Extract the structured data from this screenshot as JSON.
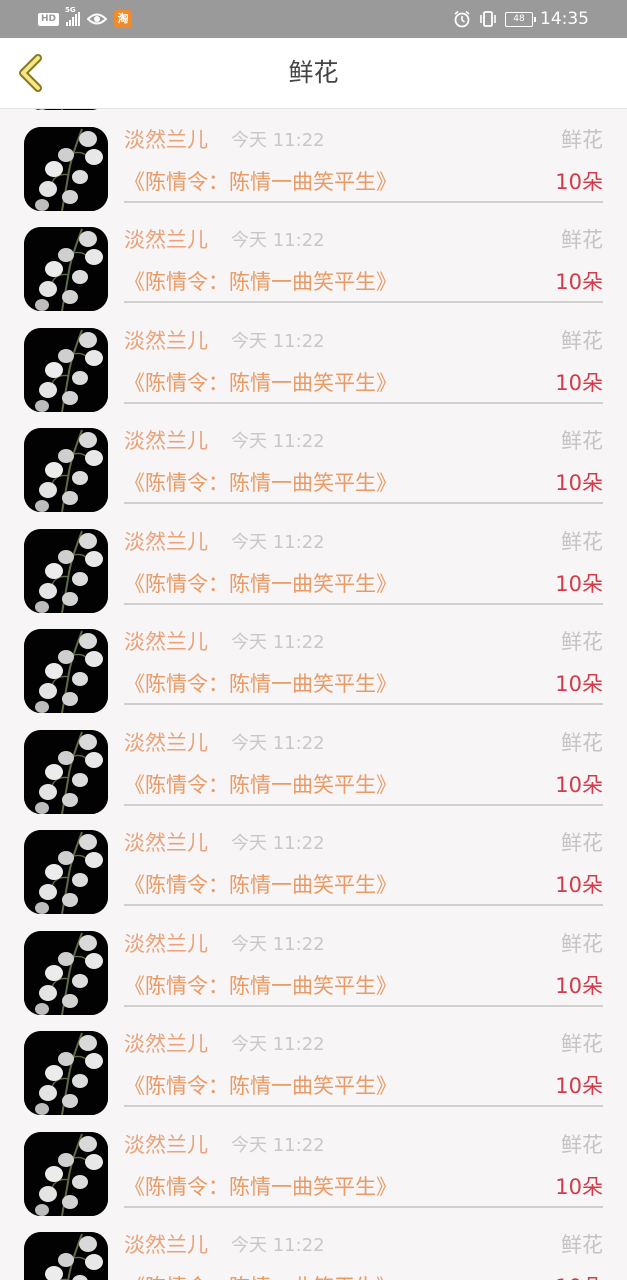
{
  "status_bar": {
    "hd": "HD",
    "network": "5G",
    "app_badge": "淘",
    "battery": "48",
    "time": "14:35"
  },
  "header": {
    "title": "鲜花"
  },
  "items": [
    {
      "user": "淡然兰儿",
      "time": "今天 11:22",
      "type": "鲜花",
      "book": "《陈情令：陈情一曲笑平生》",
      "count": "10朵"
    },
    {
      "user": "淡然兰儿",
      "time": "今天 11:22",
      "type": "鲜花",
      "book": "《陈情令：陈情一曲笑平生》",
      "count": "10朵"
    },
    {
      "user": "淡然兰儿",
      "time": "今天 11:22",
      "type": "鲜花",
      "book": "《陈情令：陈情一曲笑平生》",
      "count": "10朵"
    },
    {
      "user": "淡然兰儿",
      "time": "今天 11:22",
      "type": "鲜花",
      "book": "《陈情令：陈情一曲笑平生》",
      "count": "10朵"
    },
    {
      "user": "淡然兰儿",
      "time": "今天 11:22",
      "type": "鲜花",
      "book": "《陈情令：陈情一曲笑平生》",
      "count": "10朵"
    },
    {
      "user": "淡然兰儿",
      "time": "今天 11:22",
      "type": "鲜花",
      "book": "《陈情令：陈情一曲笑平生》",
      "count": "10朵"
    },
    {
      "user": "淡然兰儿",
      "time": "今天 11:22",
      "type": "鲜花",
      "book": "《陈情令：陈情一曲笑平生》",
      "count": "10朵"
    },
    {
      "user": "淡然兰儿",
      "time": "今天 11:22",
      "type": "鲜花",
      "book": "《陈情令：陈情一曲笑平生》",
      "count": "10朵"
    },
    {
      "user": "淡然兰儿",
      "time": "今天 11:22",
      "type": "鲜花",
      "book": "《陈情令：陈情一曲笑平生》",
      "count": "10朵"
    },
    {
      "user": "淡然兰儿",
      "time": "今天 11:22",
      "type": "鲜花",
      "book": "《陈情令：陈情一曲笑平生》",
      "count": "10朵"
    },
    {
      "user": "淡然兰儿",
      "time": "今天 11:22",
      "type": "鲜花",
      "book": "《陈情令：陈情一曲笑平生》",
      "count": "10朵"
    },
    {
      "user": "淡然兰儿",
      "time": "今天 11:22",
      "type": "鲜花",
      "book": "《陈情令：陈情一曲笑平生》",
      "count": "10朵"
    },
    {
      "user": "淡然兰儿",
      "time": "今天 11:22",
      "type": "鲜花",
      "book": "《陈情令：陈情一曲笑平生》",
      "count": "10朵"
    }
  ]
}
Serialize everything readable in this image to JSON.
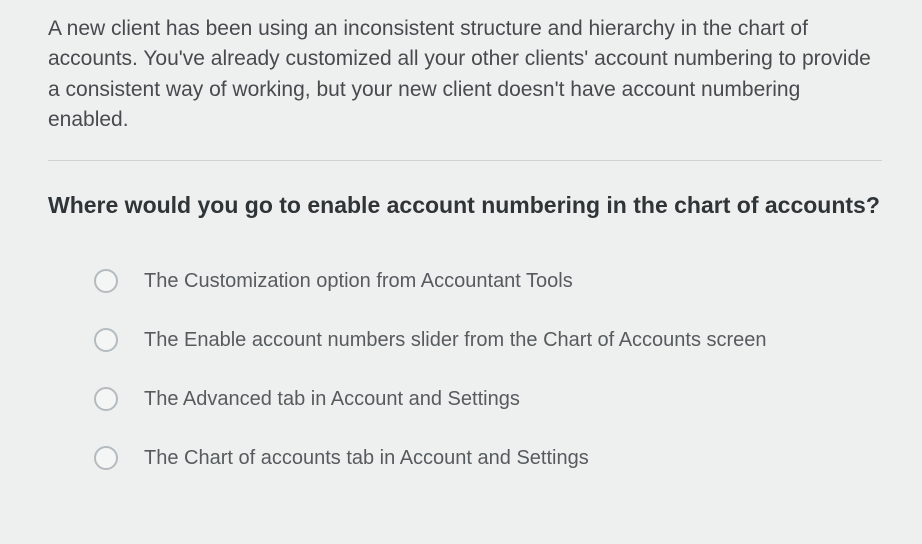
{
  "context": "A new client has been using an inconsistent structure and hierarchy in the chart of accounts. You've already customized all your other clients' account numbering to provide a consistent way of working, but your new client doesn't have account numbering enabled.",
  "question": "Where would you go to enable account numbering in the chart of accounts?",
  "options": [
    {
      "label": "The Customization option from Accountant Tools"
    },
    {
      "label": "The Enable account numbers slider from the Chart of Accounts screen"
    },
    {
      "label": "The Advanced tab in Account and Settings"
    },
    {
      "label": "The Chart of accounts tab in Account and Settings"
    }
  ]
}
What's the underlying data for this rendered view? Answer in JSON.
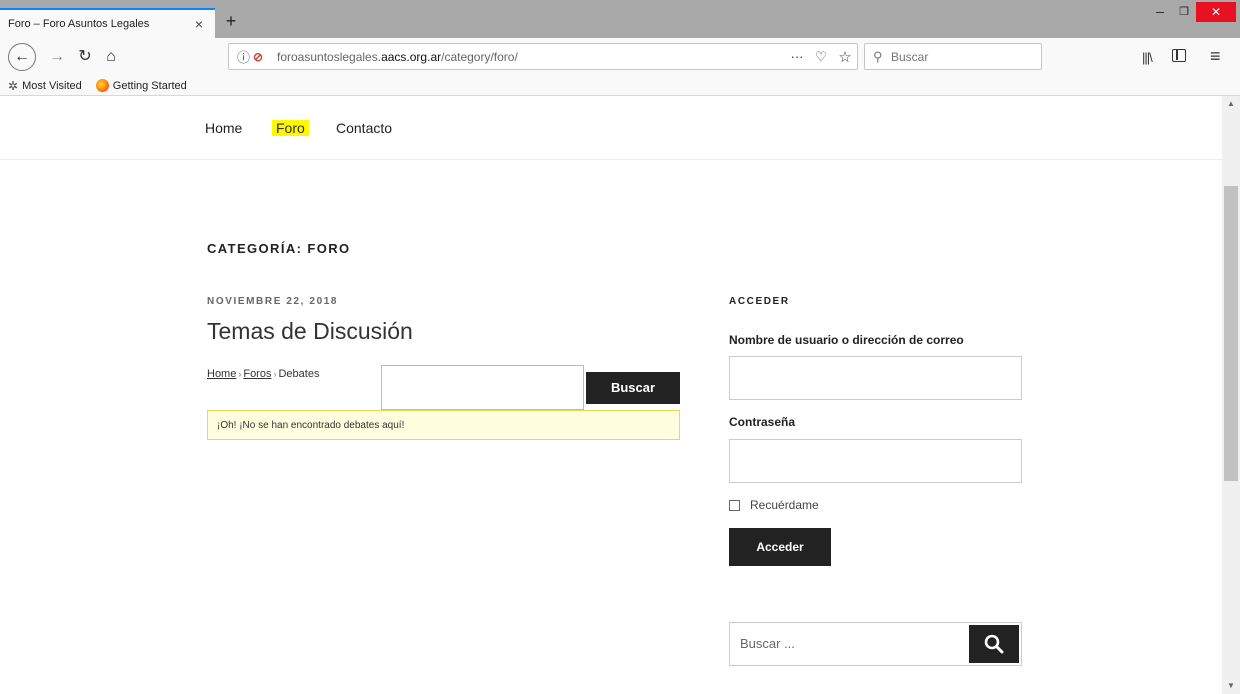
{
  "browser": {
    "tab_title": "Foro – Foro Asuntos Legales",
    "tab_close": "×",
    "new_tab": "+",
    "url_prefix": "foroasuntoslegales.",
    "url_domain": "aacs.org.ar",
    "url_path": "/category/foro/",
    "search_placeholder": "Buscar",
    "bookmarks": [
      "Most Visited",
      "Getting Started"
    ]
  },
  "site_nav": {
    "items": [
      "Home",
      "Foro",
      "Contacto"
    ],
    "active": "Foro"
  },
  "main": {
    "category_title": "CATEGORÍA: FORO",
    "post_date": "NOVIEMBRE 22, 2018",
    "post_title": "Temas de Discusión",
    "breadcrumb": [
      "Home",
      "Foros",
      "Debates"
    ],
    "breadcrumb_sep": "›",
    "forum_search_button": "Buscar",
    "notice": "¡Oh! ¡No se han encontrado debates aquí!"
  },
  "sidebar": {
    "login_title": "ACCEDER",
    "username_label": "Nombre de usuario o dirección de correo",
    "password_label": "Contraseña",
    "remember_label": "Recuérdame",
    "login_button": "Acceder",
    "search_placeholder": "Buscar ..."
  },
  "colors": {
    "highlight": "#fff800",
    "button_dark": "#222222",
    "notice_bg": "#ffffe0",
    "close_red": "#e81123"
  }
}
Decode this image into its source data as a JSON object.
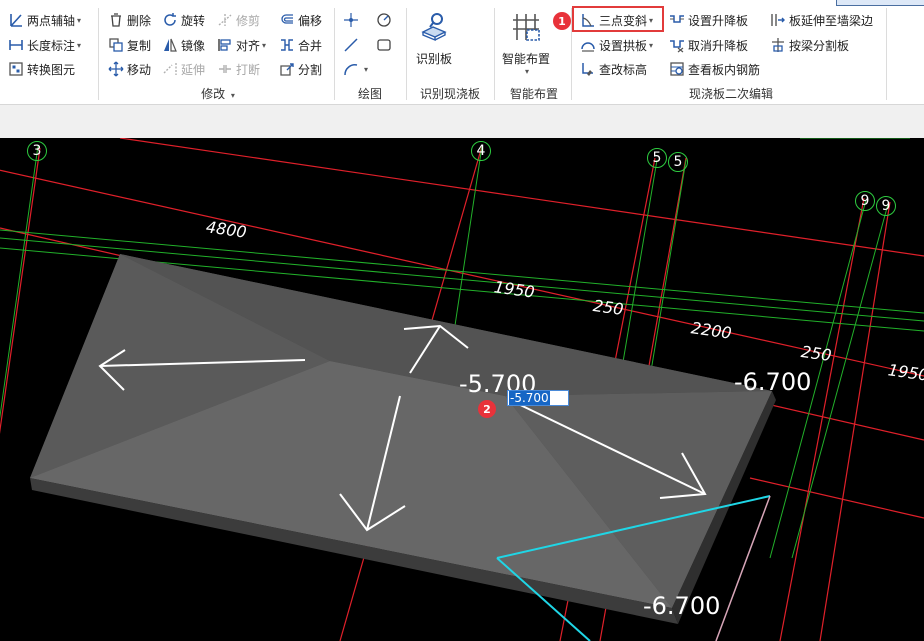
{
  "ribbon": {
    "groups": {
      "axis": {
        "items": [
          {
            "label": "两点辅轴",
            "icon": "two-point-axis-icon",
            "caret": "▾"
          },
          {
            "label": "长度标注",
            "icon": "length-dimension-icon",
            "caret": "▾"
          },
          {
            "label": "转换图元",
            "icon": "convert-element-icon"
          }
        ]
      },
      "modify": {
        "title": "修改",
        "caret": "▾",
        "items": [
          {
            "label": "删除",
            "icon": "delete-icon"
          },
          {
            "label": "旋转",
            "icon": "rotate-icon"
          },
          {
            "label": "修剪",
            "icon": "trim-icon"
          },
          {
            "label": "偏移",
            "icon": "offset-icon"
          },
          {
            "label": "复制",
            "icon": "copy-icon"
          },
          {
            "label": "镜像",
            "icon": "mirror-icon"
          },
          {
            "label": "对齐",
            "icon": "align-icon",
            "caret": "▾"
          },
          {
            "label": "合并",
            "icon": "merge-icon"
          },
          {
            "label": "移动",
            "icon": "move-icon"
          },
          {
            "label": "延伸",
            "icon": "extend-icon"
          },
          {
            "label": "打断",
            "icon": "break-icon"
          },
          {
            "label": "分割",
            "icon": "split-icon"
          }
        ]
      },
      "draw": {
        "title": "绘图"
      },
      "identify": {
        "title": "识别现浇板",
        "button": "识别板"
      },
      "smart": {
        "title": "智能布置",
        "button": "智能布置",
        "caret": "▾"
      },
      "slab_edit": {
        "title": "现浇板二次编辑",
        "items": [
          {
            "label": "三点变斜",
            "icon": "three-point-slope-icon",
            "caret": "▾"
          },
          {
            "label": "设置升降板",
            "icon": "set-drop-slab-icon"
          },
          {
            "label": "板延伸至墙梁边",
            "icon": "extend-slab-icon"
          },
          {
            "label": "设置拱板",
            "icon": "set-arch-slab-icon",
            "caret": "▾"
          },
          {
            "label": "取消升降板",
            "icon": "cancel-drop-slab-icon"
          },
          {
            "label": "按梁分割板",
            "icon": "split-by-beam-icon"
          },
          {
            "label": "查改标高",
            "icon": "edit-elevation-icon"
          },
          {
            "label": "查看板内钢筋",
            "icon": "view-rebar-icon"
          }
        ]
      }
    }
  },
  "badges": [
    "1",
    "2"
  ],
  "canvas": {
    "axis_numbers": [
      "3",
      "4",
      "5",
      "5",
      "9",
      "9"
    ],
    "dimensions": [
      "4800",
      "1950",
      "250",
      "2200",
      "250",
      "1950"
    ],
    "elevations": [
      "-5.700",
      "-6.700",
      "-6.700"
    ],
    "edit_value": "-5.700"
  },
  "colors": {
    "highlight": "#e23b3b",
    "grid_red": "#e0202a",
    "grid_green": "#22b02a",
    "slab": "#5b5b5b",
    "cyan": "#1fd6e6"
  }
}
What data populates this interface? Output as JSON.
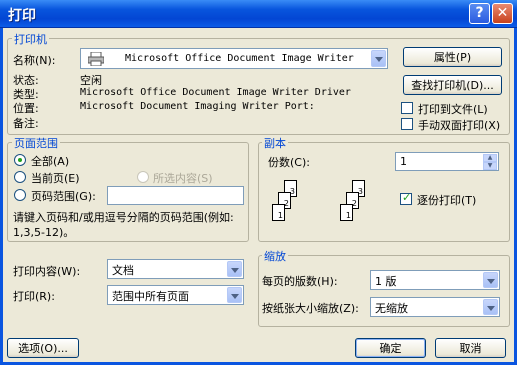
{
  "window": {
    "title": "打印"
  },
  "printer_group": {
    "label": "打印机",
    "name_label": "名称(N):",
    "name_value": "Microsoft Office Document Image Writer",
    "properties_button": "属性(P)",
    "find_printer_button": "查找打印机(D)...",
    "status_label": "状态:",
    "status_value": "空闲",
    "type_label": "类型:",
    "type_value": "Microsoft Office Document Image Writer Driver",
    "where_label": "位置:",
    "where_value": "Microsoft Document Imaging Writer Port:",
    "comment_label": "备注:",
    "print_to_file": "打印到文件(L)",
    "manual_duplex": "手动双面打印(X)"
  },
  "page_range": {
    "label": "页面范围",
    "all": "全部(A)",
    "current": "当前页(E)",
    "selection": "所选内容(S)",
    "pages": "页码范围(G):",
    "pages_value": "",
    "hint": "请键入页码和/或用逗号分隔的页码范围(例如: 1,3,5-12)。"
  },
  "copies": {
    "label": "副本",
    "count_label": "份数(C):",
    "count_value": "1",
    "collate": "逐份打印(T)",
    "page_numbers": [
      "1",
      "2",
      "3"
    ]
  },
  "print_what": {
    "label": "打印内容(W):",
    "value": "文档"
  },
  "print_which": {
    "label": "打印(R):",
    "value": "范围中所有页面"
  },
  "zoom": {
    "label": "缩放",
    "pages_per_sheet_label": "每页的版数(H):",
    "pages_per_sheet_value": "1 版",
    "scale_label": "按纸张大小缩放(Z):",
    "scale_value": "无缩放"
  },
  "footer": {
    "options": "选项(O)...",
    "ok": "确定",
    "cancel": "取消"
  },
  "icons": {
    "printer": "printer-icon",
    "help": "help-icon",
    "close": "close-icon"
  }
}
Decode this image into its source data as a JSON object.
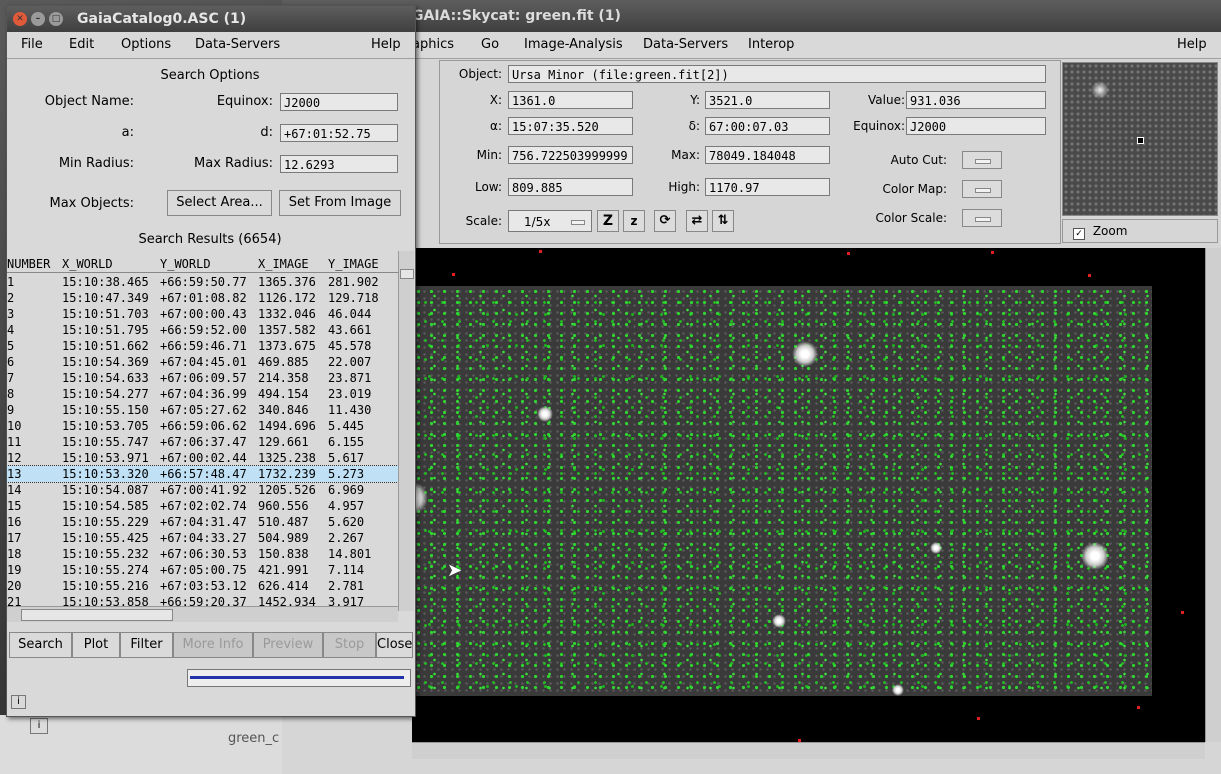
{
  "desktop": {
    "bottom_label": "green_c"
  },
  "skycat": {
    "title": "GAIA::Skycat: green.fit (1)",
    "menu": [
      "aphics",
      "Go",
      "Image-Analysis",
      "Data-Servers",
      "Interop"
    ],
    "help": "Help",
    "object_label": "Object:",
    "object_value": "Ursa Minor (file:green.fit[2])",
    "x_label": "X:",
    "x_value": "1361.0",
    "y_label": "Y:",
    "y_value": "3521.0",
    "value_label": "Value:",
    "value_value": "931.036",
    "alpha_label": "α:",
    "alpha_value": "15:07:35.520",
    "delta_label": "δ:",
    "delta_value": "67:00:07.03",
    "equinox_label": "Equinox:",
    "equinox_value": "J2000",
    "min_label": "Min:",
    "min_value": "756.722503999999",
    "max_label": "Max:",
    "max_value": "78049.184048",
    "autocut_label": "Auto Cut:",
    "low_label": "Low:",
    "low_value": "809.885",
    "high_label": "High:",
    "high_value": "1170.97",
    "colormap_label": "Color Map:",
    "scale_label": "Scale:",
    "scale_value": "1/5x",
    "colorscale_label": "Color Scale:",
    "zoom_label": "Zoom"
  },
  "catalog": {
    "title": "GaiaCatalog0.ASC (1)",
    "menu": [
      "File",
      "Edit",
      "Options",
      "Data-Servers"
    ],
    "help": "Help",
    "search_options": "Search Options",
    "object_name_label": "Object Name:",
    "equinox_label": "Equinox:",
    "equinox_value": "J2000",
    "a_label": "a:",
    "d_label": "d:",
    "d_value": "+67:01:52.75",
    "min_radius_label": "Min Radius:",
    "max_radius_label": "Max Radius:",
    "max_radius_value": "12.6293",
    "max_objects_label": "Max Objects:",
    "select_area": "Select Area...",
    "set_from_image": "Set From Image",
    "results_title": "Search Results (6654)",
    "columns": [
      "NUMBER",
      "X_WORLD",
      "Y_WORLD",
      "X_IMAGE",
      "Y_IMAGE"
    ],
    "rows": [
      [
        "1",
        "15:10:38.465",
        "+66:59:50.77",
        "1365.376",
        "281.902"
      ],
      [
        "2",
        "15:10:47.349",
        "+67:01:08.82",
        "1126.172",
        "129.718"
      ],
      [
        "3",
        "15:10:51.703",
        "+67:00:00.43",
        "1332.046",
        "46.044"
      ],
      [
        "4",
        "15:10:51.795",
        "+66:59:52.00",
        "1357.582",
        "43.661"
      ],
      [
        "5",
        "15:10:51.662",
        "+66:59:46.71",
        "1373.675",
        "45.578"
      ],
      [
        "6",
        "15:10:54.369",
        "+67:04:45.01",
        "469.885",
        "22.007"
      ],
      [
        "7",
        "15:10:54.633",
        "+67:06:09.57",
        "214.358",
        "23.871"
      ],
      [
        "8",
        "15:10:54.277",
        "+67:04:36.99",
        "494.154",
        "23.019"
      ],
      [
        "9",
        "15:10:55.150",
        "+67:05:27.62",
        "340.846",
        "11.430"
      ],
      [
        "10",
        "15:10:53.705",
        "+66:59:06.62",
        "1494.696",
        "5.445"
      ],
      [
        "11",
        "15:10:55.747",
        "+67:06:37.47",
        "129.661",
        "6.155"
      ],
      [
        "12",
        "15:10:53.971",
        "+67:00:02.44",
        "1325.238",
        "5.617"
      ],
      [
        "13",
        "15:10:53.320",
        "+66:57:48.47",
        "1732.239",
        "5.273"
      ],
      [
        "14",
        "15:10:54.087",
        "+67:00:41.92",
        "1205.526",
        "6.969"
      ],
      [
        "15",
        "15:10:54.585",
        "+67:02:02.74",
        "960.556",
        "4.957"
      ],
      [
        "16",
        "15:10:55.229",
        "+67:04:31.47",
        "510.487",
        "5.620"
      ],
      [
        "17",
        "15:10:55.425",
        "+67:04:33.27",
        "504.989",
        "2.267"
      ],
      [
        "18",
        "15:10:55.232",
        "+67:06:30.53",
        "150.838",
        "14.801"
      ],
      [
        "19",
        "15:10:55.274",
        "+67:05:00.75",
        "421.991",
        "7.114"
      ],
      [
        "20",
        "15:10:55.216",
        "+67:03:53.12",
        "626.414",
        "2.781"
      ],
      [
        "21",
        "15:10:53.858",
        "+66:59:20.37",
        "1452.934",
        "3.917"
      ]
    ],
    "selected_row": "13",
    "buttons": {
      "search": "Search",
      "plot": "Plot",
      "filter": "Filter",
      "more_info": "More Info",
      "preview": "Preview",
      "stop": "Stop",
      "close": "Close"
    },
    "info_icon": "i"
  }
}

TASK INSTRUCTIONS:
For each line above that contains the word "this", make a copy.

TASK ANSWER:
Extract the structured data from this screenshot as JSON.
Serialize everything readable in this image to JSON.
What's the underlying data for this rendered view? Answer in JSON.
Decode this image into its source data as a JSON object.
What data populates this interface? Output as JSON.
Decode this image into its source data as a JSON object.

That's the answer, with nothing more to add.